The farmer’s market really rocks this time of year, what with the tomatoes and peppers awakening from their cool-summer slumber, the wild salmon running, the various bins quite literally overflowing with the greens of beets, squash-blossom yellows, purple peppers and the dirt of freshly dug tubers. I grabbed a dozen eggs from the good folks Wyeth Acres (purveyors of good vegetables and even better meats, and who will deliver to your door if you ask them nicely), thinking that breakfast-for-dinner might be just the ticket: Eggs and Champagne are a classic combination, require very little prep, and remain a perennial house favorite. Add a loaf of Full Circle sourdough for toast points and some hours-old Yukon Golds from Foggy River Farms for a satisfying carbo-load and I figured I was done. Still and all, it wasn’t quite enough – after all, this was a celebration, a date night – because I wanted to dress up my country breakfast in a suave dinner jacket.
One of my all-time favorite recipes to steal from, particularly for special occasions, is Louis Outhier‘s fabulous Caviar Eggs, popularized (and I believe still served) by Jean-Georges Vongerichten at his eponymous NYC restaurant. However, I didn’t want to deal with the egg shells (Chef would have you use the shells for service – great presentation/major ass-pain), and I wanted to use the potatoes, so I figured I’d make potato gallettes, top them with creamy scrambled eggs, and garnish it all with Outhier’s outrageously decadent Salty Vodka Whipped Cream. A dollop of caviar on top – with its shot of dark color, bright, salty tang, and ability to shine with Champagne – would have been perfect but, for all the cosmopolitan development of our little wine country town, nobody had caviar. The horror! I should have thought of using some smoked salmon instead, for the same reasons, and serving it with a pink Champagne, but I was late and I suppose not entirely game-on; in the event, it wasn’t half-bad without the fish, although to be sure it would have been better with. I’ll get around to posting the full recipe (scrambled eggs are a chapter unto themselves – so simple, so good when done properly, and yet so frequently butchered in the kitchen), but for now, here’s my adaptation of Outhier’s topping. It is outrageously good and could just as easily be used on top of fresh berries for dessert as with eggs or caviar.
Salty Vodka Whipped Cream (adapted from L Outhier)
- Whip a half cup of heavy cream until stiff
- Whisk in a tablespoon of good Vodka and a large pinch of salt – maybe as much as half a teaspoon. It should taste savory, not sweet.
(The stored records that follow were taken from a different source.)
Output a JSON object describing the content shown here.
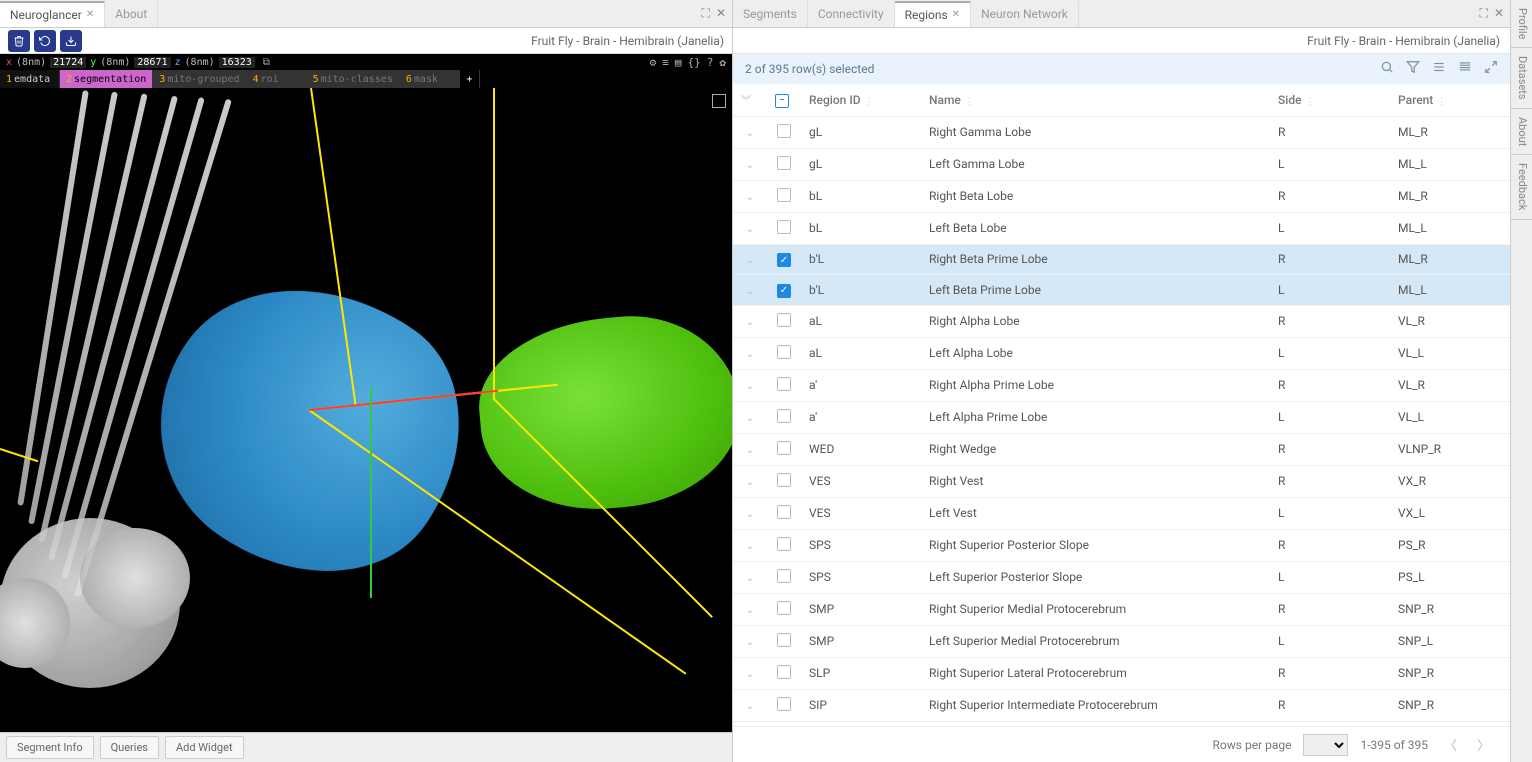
{
  "left": {
    "tabs": [
      {
        "label": "Neuroglancer",
        "active": true,
        "closeable": true
      },
      {
        "label": "About",
        "active": false,
        "closeable": false
      }
    ],
    "breadcrumb": "Fruit Fly - Brain - Hemibrain (Janelia)",
    "coord": {
      "x": {
        "label": "x",
        "unit": "(8nm)",
        "value": "21724"
      },
      "y": {
        "label": "y",
        "unit": "(8nm)",
        "value": "28671"
      },
      "z": {
        "label": "z",
        "unit": "(8nm)",
        "value": "16323"
      }
    },
    "layers": [
      {
        "num": "1",
        "name": "emdata",
        "cls": "emdata"
      },
      {
        "num": "2",
        "name": "segmentation",
        "cls": "seg"
      },
      {
        "num": "3",
        "name": "mito-grouped",
        "cls": "faded"
      },
      {
        "num": "4",
        "name": "roi",
        "cls": "faded"
      },
      {
        "num": "5",
        "name": "mito-classes",
        "cls": "faded"
      },
      {
        "num": "6",
        "name": "mask",
        "cls": "faded"
      }
    ],
    "bottomButtons": [
      "Segment Info",
      "Queries",
      "Add Widget"
    ]
  },
  "right": {
    "tabs": [
      {
        "label": "Segments",
        "active": false
      },
      {
        "label": "Connectivity",
        "active": false
      },
      {
        "label": "Regions",
        "active": true,
        "closeable": true
      },
      {
        "label": "Neuron Network",
        "active": false
      }
    ],
    "breadcrumb": "Fruit Fly - Brain - Hemibrain (Janelia)",
    "selectionText": "2 of 395 row(s) selected",
    "columns": [
      "Region ID",
      "Name",
      "Side",
      "Parent"
    ],
    "rows": [
      {
        "id": "gL",
        "name": "Right Gamma Lobe",
        "side": "R",
        "parent": "ML_R",
        "selected": false
      },
      {
        "id": "gL",
        "name": "Left Gamma Lobe",
        "side": "L",
        "parent": "ML_L",
        "selected": false
      },
      {
        "id": "bL",
        "name": "Right Beta Lobe",
        "side": "R",
        "parent": "ML_R",
        "selected": false
      },
      {
        "id": "bL",
        "name": "Left Beta Lobe",
        "side": "L",
        "parent": "ML_L",
        "selected": false
      },
      {
        "id": "b'L",
        "name": "Right Beta Prime Lobe",
        "side": "R",
        "parent": "ML_R",
        "selected": true
      },
      {
        "id": "b'L",
        "name": "Left Beta Prime Lobe",
        "side": "L",
        "parent": "ML_L",
        "selected": true
      },
      {
        "id": "aL",
        "name": "Right Alpha Lobe",
        "side": "R",
        "parent": "VL_R",
        "selected": false
      },
      {
        "id": "aL",
        "name": "Left Alpha Lobe",
        "side": "L",
        "parent": "VL_L",
        "selected": false
      },
      {
        "id": "a'",
        "name": "Right Alpha Prime Lobe",
        "side": "R",
        "parent": "VL_R",
        "selected": false
      },
      {
        "id": "a'",
        "name": "Left Alpha Prime Lobe",
        "side": "L",
        "parent": "VL_L",
        "selected": false
      },
      {
        "id": "WED",
        "name": "Right Wedge",
        "side": "R",
        "parent": "VLNP_R",
        "selected": false
      },
      {
        "id": "VES",
        "name": "Right Vest",
        "side": "R",
        "parent": "VX_R",
        "selected": false
      },
      {
        "id": "VES",
        "name": "Left Vest",
        "side": "L",
        "parent": "VX_L",
        "selected": false
      },
      {
        "id": "SPS",
        "name": "Right Superior Posterior Slope",
        "side": "R",
        "parent": "PS_R",
        "selected": false
      },
      {
        "id": "SPS",
        "name": "Left Superior Posterior Slope",
        "side": "L",
        "parent": "PS_L",
        "selected": false
      },
      {
        "id": "SMP",
        "name": "Right Superior Medial Protocerebrum",
        "side": "R",
        "parent": "SNP_R",
        "selected": false
      },
      {
        "id": "SMP",
        "name": "Left Superior Medial Protocerebrum",
        "side": "L",
        "parent": "SNP_L",
        "selected": false
      },
      {
        "id": "SLP",
        "name": "Right Superior Lateral Protocerebrum",
        "side": "R",
        "parent": "SNP_R",
        "selected": false
      },
      {
        "id": "SIP",
        "name": "Right Superior Intermediate Protocerebrum",
        "side": "R",
        "parent": "SNP_R",
        "selected": false
      }
    ],
    "pager": {
      "rowsLabel": "Rows per page",
      "rangeText": "1-395 of 395"
    },
    "sideTabs": [
      "Profile",
      "Datasets",
      "About",
      "Feedback"
    ]
  }
}
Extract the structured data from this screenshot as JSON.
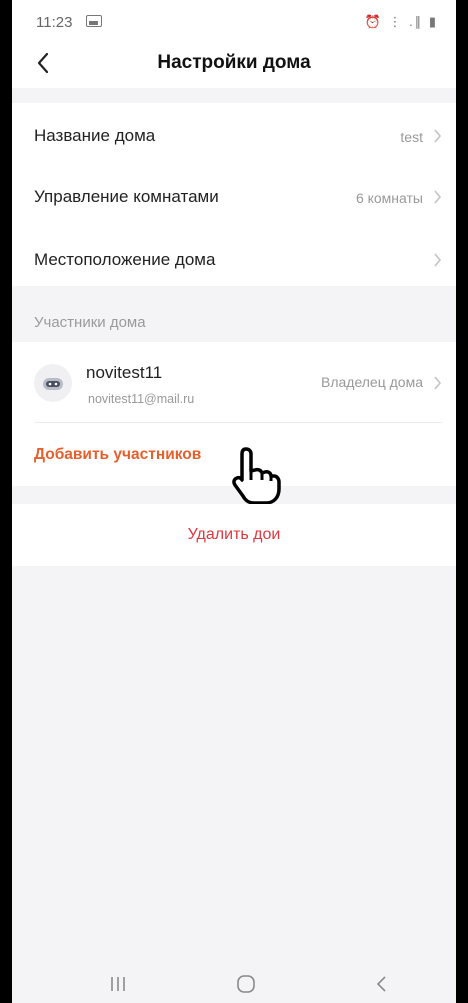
{
  "status_bar": {
    "time": "11:23",
    "image_icon": "image-icon",
    "right_icons": "⏰ ⋮ .∥ ▮"
  },
  "header": {
    "title": "Настройки дома",
    "back_icon": "back-chevron-icon"
  },
  "settings": [
    {
      "label": "Название дома",
      "value": "test"
    },
    {
      "label": "Управление комнатами",
      "value": "6 комнаты"
    },
    {
      "label": "Местоположение дома",
      "value": ""
    }
  ],
  "members_section": {
    "title": "Участники дома",
    "members": [
      {
        "name": "novitest11",
        "email": "novitest11@mail.ru",
        "role": "Владелец дома",
        "avatar_icon": "robot-avatar-icon"
      }
    ],
    "add_label": "Добавить участников"
  },
  "delete_label": "Удалить дои",
  "colors": {
    "accent": "#e6602d",
    "danger": "#e0383f",
    "background": "#f4f4f6"
  },
  "nav_bar": {
    "recents_icon": "recents-icon",
    "home_icon": "home-icon",
    "back_icon": "nav-back-icon"
  }
}
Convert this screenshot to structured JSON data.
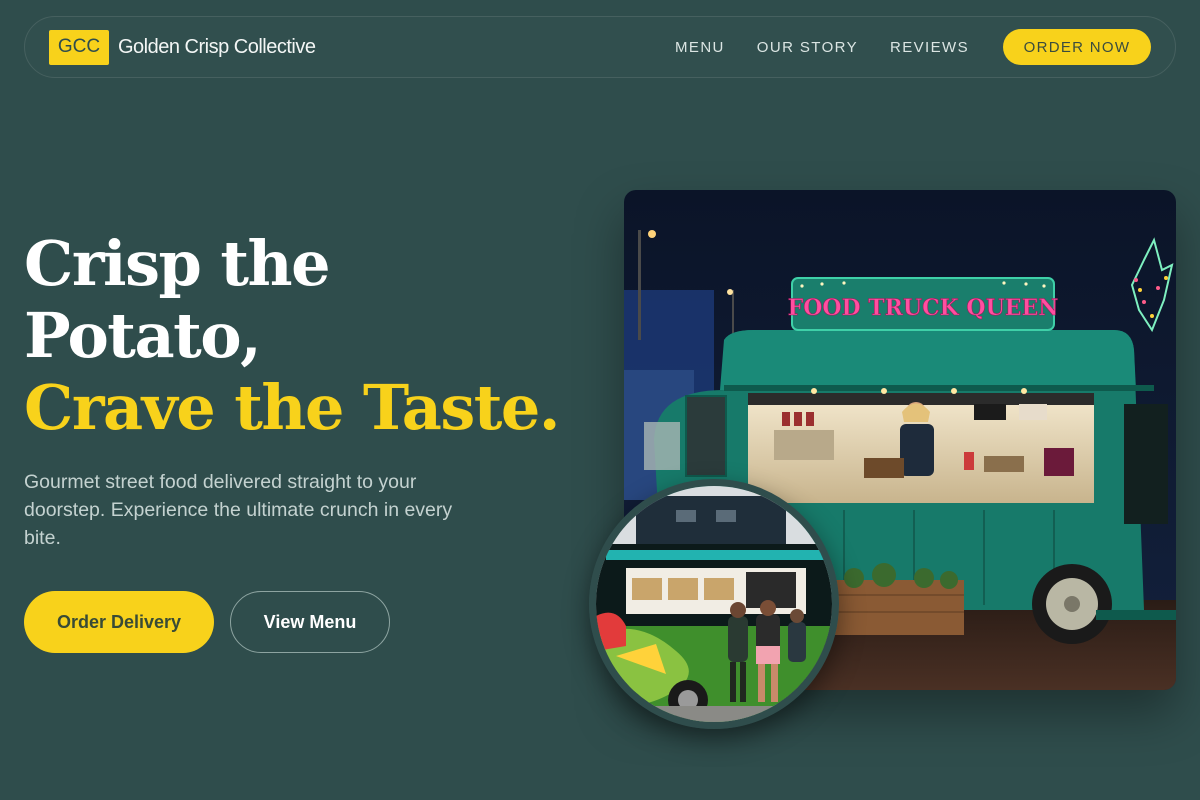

- Optional, and depending what you’re serving it over (e.g., impeccable with caviar, but skip the cayenne for berries), whisk in 1-2 teaspoons of freshly squeezed lemon juice (Meyers, if possible), a pinch of cayenne, and – if you want a little color – some very finely minced lemon zest.
Naughty and nice.